ASSIGNMENT
Write out every line below again exactly as it stands, skipping each image.

THE DATA

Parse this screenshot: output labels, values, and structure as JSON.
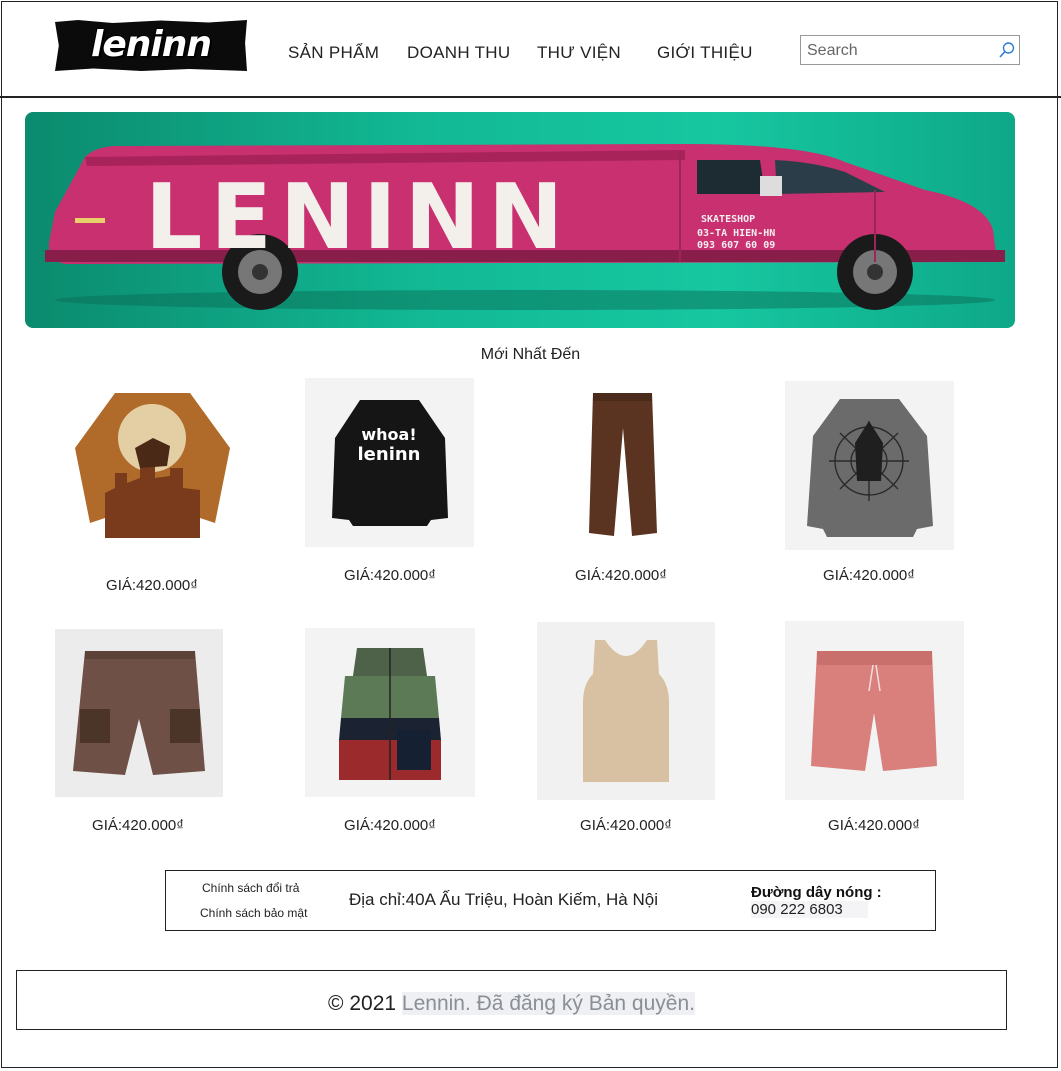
{
  "header": {
    "logo_text": "leninn",
    "nav": [
      "SẢN PHẨM",
      "DOANH THU",
      "THƯ VIỆN",
      "GIỚI THIỆU"
    ],
    "search_placeholder": "Search"
  },
  "banner": {
    "brand_text": "LENINN",
    "van_line1": "SKATESHOP",
    "van_line2": "03-TA HIEN-HN",
    "van_line3": "093 607 60 09"
  },
  "section_title": "Mới Nhất Đến",
  "products": [
    {
      "price": "GIÁ:420.000₫",
      "icon": "brown-city-sweater-icon"
    },
    {
      "price": "GIÁ:420.000₫",
      "icon": "black-whoa-sweatshirt-icon",
      "print": "whoa!\nleninn"
    },
    {
      "price": "GIÁ:420.000₫",
      "icon": "brown-pants-icon"
    },
    {
      "price": "GIÁ:420.000₫",
      "icon": "grey-spider-sweater-icon"
    },
    {
      "price": "GIÁ:420.000₫",
      "icon": "cargo-shorts-icon"
    },
    {
      "price": "GIÁ:420.000₫",
      "icon": "colorblock-vest-icon"
    },
    {
      "price": "GIÁ:420.000₫",
      "icon": "beige-tank-top-icon"
    },
    {
      "price": "GIÁ:420.000₫",
      "icon": "pink-shorts-icon"
    }
  ],
  "info": {
    "policy_return": "Chính sách đổi trả",
    "policy_warranty": "Chính sách bảo mật",
    "address": "Địa chỉ:40A Ấu Triệu, Hoàn Kiếm, Hà Nội",
    "hotline_label": "Đường dây nóng :",
    "hotline_number": "090 222 6803"
  },
  "footer": {
    "copyright_symbol": "© 2021",
    "copyright_text": "Lennin. Đã đăng ký Bản quyền."
  }
}
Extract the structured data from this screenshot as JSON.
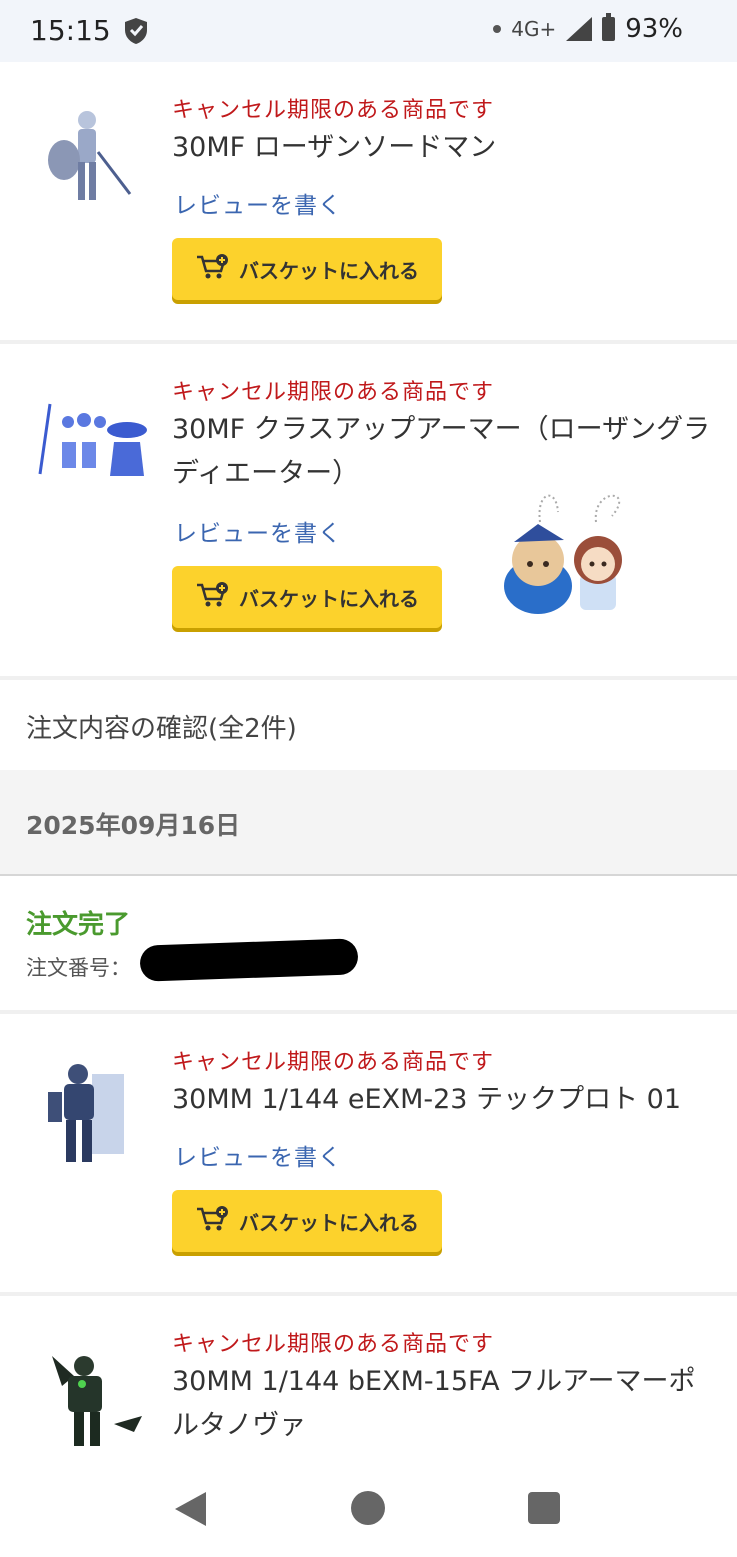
{
  "status_bar": {
    "time": "15:15",
    "network": "4G+",
    "battery": "93%",
    "icons": [
      "shield-icon",
      "dot-icon",
      "signal-icon",
      "battery-icon"
    ]
  },
  "products_top": [
    {
      "warning": "キャンセル期限のある商品です",
      "name": "30MF ローザンソードマン",
      "review": "レビューを書く",
      "basket": "バスケットに入れる"
    },
    {
      "warning": "キャンセル期限のある商品です",
      "name": "30MF クラスアップアーマー（ローザングラディエーター）",
      "review": "レビューを書く",
      "basket": "バスケットに入れる"
    }
  ],
  "order_summary": "注文内容の確認(全2件)",
  "order_date": "2025年09月16日",
  "order": {
    "status": "注文完了",
    "number_label": "注文番号："
  },
  "products_bottom": [
    {
      "warning": "キャンセル期限のある商品です",
      "name": "30MM 1/144 eEXM-23 テックプロト 01",
      "review": "レビューを書く",
      "basket": "バスケットに入れる"
    },
    {
      "warning": "キャンセル期限のある商品です",
      "name": "30MM 1/144 bEXM-15FA フルアーマーポルタノヴァ"
    }
  ],
  "colors": {
    "warning_red": "#c0191b",
    "link_blue": "#3b66b0",
    "basket_yellow": "#fcd22c",
    "order_green": "#4a9a2e"
  }
}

REPLY
Parse this screenshot: output labels, values, and structure as JSON.
{
  "header": {
    "logo_text": "leninn",
    "nav": [
      "SẢN PHẨM",
      "DOANH THU",
      "THƯ VIỆN",
      "GIỚI THIỆU"
    ],
    "search_placeholder": "Search"
  },
  "banner": {
    "brand_text": "LENINN",
    "van_line1": "SKATESHOP",
    "van_line2": "03-TA HIEN-HN",
    "van_line3": "093 607 60 09"
  },
  "section_title": "Mới Nhất Đến",
  "products": [
    {
      "price": "GIÁ:420.000₫",
      "icon": "brown-city-sweater-icon"
    },
    {
      "price": "GIÁ:420.000₫",
      "icon": "black-whoa-sweatshirt-icon",
      "print": "whoa!\nleninn"
    },
    {
      "price": "GIÁ:420.000₫",
      "icon": "brown-pants-icon"
    },
    {
      "price": "GIÁ:420.000₫",
      "icon": "grey-spider-sweater-icon"
    },
    {
      "price": "GIÁ:420.000₫",
      "icon": "cargo-shorts-icon"
    },
    {
      "price": "GIÁ:420.000₫",
      "icon": "colorblock-vest-icon"
    },
    {
      "price": "GIÁ:420.000₫",
      "icon": "beige-tank-top-icon"
    },
    {
      "price": "GIÁ:420.000₫",
      "icon": "pink-shorts-icon"
    }
  ],
  "info": {
    "policy_return": "Chính sách đổi trả",
    "policy_warranty": "Chính sách bảo mật",
    "address": "Địa chỉ:40A Ấu Triệu, Hoàn Kiếm, Hà Nội",
    "hotline_label": "Đường dây nóng :",
    "hotline_number": "090 222 6803"
  },
  "footer": {
    "copyright_symbol": "© 2021",
    "copyright_text": "Lennin. Đã đăng ký Bản quyền."
  }
}
Extract the structured data from this screenshot as JSON.
{
  "status_bar": {
    "time": "15:15",
    "network": "4G+",
    "battery": "93%",
    "icons": [
      "shield-icon",
      "dot-icon",
      "signal-icon",
      "battery-icon"
    ]
  },
  "products_top": [
    {
      "warning": "キャンセル期限のある商品です",
      "name": "30MF ローザンソードマン",
      "review": "レビューを書く",
      "basket": "バスケットに入れる"
    },
    {
      "warning": "キャンセル期限のある商品です",
      "name": "30MF クラスアップアーマー（ローザングラディエーター）",
      "review": "レビューを書く",
      "basket": "バスケットに入れる"
    }
  ],
  "order_summary": "注文内容の確認(全2件)",
  "order_date": "2025年09月16日",
  "order": {
    "status": "注文完了",
    "number_label": "注文番号："
  },
  "products_bottom": [
    {
      "warning": "キャンセル期限のある商品です",
      "name": "30MM 1/144 eEXM-23 テックプロト 01",
      "review": "レビューを書く",
      "basket": "バスケットに入れる"
    },
    {
      "warning": "キャンセル期限のある商品です",
      "name": "30MM 1/144 bEXM-15FA フルアーマーポルタノヴァ"
    }
  ],
  "colors": {
    "warning_red": "#c0191b",
    "link_blue": "#3b66b0",
    "basket_yellow": "#fcd22c",
    "order_green": "#4a9a2e"
  }
}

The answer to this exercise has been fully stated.